    Joshua absolutely exploded onto the international scene when he captured a silver medal at the 2011 World Amateur championships in Baku. According to the Olympic preview issue of The Ring, Joshua entered the tournament as the 46th seed, which makes his silver medal run that much more improbable and impressive.

    During the 2011 Worlds, Joshua defeated reigning Olympic champion Roberto Cammarelle of Italy, as well as Germany’s Erik Pfeifer in the semifinals. In the finals, Joshua lost a heart-wrenching 12-13 decision to Azerbaijan’s Magomedrasul Majidov, but a clear message that he had arrived on the international scene had been emphatically sent.

    The above-sited profile of Joshua mentions that he is currently ranked third in the world at super heavyweight and states that he has won 31 of 34 fights.
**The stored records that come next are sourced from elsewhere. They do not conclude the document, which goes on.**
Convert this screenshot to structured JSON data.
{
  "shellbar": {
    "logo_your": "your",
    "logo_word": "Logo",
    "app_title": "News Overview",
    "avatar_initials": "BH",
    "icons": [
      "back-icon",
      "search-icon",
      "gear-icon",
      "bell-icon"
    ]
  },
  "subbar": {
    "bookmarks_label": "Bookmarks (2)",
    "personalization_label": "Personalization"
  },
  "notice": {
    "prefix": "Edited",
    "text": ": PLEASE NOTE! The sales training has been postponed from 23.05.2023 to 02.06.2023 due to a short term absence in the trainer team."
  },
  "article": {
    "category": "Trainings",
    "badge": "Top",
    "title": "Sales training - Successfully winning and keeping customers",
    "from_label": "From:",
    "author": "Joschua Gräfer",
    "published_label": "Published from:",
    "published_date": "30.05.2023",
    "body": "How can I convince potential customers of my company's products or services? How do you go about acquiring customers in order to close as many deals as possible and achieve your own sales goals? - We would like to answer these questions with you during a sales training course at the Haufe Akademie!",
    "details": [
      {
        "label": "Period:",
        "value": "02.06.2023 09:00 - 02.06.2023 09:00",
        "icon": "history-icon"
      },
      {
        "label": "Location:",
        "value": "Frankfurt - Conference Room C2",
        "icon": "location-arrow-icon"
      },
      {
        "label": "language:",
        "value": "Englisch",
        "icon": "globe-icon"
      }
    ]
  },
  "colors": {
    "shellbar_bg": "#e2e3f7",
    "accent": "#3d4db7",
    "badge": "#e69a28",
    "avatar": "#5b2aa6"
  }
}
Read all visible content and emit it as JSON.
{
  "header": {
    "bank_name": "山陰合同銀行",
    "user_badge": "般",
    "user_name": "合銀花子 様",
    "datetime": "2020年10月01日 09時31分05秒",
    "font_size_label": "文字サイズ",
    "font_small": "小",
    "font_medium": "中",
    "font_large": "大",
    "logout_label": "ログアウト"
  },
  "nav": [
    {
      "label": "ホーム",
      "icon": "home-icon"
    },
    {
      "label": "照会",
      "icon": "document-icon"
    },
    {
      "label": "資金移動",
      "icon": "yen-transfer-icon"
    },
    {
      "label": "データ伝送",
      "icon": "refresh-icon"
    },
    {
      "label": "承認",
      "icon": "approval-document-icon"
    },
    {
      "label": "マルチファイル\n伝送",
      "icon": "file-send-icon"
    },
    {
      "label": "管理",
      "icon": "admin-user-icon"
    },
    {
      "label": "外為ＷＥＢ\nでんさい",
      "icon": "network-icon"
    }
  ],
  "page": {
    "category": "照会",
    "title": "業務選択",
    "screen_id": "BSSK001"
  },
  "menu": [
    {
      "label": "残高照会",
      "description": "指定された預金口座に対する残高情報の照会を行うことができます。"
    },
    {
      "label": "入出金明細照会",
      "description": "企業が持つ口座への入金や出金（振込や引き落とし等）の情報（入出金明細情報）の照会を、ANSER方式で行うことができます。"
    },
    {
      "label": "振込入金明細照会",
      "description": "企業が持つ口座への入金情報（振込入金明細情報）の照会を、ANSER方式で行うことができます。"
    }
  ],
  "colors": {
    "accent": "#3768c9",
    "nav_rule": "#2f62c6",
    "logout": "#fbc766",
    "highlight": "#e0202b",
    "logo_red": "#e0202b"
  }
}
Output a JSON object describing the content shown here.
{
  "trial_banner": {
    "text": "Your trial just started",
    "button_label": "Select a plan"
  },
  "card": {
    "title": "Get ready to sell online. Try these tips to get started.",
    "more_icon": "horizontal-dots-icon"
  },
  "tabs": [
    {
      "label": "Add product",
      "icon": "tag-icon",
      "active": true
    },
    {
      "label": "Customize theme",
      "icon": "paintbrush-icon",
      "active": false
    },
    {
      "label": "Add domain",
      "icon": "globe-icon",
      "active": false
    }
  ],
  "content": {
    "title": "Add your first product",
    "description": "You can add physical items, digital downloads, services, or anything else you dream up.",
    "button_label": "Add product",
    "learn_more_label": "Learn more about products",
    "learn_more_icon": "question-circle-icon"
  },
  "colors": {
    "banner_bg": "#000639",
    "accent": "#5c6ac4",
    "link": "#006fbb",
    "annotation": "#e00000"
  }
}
This relative inexperience suggests that Joshua only has room to improve, and given his natural athleticism and imposing frame (he stands 6’6"), he seems poised to be one of the stars of London 2012.

    The Ring mentions that Joshua experienced a major hiccup when he was found guilty of dealing marijuana, but the incident seems to be behind him and he has a good team of advisors—like Lennox Lewis—in place to keep him grounded.

    Major promoters are undoubtedly salivating over Joshua’s potential, and a deep Olympic run would be the ideal springboard for professional hype and success. Hopefully for Joshua—and for Great Britain—he’ll follow Lennox Lewis’ footsteps more closely than, say, Audley Harrison.